▶ _RECORDS SUPPLIED_:
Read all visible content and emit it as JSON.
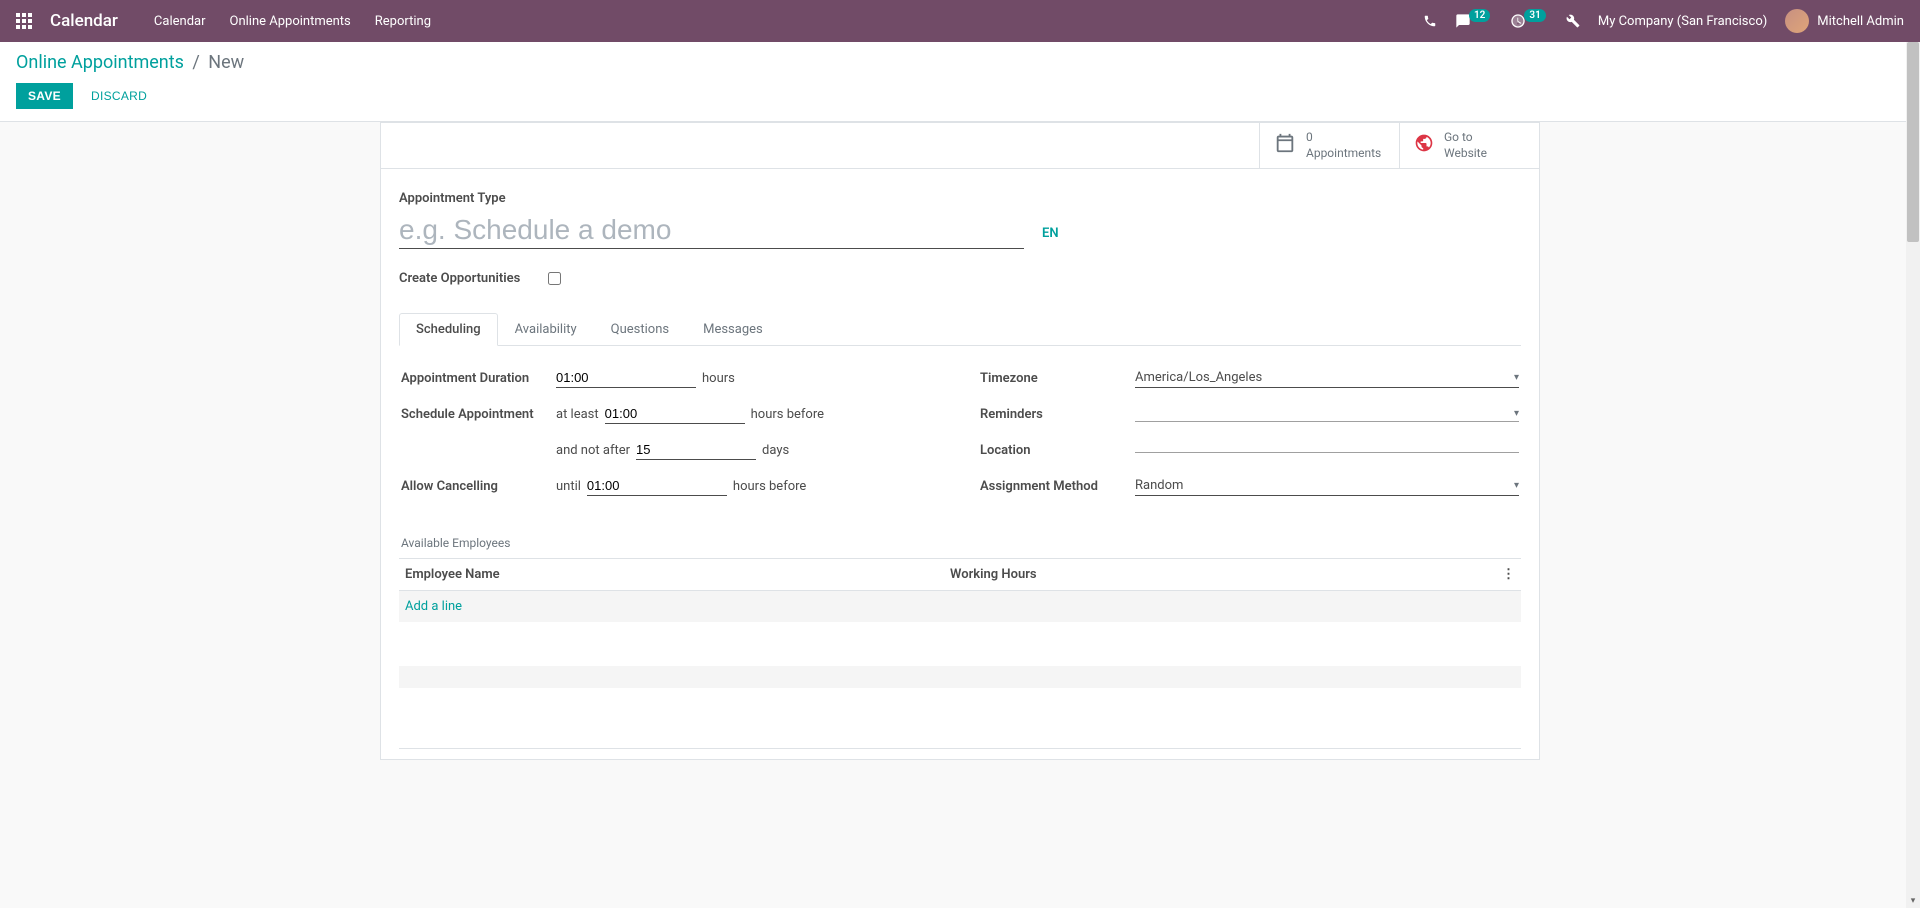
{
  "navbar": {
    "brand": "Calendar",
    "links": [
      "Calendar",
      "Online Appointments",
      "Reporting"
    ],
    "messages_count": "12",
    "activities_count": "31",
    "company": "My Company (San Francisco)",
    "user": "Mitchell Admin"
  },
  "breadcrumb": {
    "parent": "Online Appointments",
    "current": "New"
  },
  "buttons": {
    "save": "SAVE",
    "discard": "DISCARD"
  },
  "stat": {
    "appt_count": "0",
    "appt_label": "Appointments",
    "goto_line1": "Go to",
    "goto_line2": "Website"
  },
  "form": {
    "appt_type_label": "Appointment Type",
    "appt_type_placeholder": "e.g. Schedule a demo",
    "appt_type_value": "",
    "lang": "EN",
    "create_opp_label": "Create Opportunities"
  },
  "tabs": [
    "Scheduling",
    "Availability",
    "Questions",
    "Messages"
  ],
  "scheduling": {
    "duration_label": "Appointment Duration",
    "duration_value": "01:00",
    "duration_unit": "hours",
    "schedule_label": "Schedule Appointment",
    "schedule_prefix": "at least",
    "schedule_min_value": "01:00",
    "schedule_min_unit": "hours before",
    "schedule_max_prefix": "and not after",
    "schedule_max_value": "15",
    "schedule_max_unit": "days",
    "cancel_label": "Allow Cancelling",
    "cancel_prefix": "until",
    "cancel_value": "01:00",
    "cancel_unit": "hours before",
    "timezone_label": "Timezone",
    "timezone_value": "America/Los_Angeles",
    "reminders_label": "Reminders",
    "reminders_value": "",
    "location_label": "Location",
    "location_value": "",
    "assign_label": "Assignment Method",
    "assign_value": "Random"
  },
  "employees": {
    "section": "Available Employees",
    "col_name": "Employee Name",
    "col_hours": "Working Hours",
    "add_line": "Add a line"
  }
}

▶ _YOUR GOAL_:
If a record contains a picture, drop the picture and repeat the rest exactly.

▶ _RESPONSE_:
Read all visible content and emit it as JSON.
{
  "navbar": {
    "brand": "Calendar",
    "links": [
      "Calendar",
      "Online Appointments",
      "Reporting"
    ],
    "messages_count": "12",
    "activities_count": "31",
    "company": "My Company (San Francisco)",
    "user": "Mitchell Admin"
  },
  "breadcrumb": {
    "parent": "Online Appointments",
    "current": "New"
  },
  "buttons": {
    "save": "SAVE",
    "discard": "DISCARD"
  },
  "stat": {
    "appt_count": "0",
    "appt_label": "Appointments",
    "goto_line1": "Go to",
    "goto_line2": "Website"
  },
  "form": {
    "appt_type_label": "Appointment Type",
    "appt_type_placeholder": "e.g. Schedule a demo",
    "appt_type_value": "",
    "lang": "EN",
    "create_opp_label": "Create Opportunities"
  },
  "tabs": [
    "Scheduling",
    "Availability",
    "Questions",
    "Messages"
  ],
  "scheduling": {
    "duration_label": "Appointment Duration",
    "duration_value": "01:00",
    "duration_unit": "hours",
    "schedule_label": "Schedule Appointment",
    "schedule_prefix": "at least",
    "schedule_min_value": "01:00",
    "schedule_min_unit": "hours before",
    "schedule_max_prefix": "and not after",
    "schedule_max_value": "15",
    "schedule_max_unit": "days",
    "cancel_label": "Allow Cancelling",
    "cancel_prefix": "until",
    "cancel_value": "01:00",
    "cancel_unit": "hours before",
    "timezone_label": "Timezone",
    "timezone_value": "America/Los_Angeles",
    "reminders_label": "Reminders",
    "reminders_value": "",
    "location_label": "Location",
    "location_value": "",
    "assign_label": "Assignment Method",
    "assign_value": "Random"
  },
  "employees": {
    "section": "Available Employees",
    "col_name": "Employee Name",
    "col_hours": "Working Hours",
    "add_line": "Add a line"
  }
}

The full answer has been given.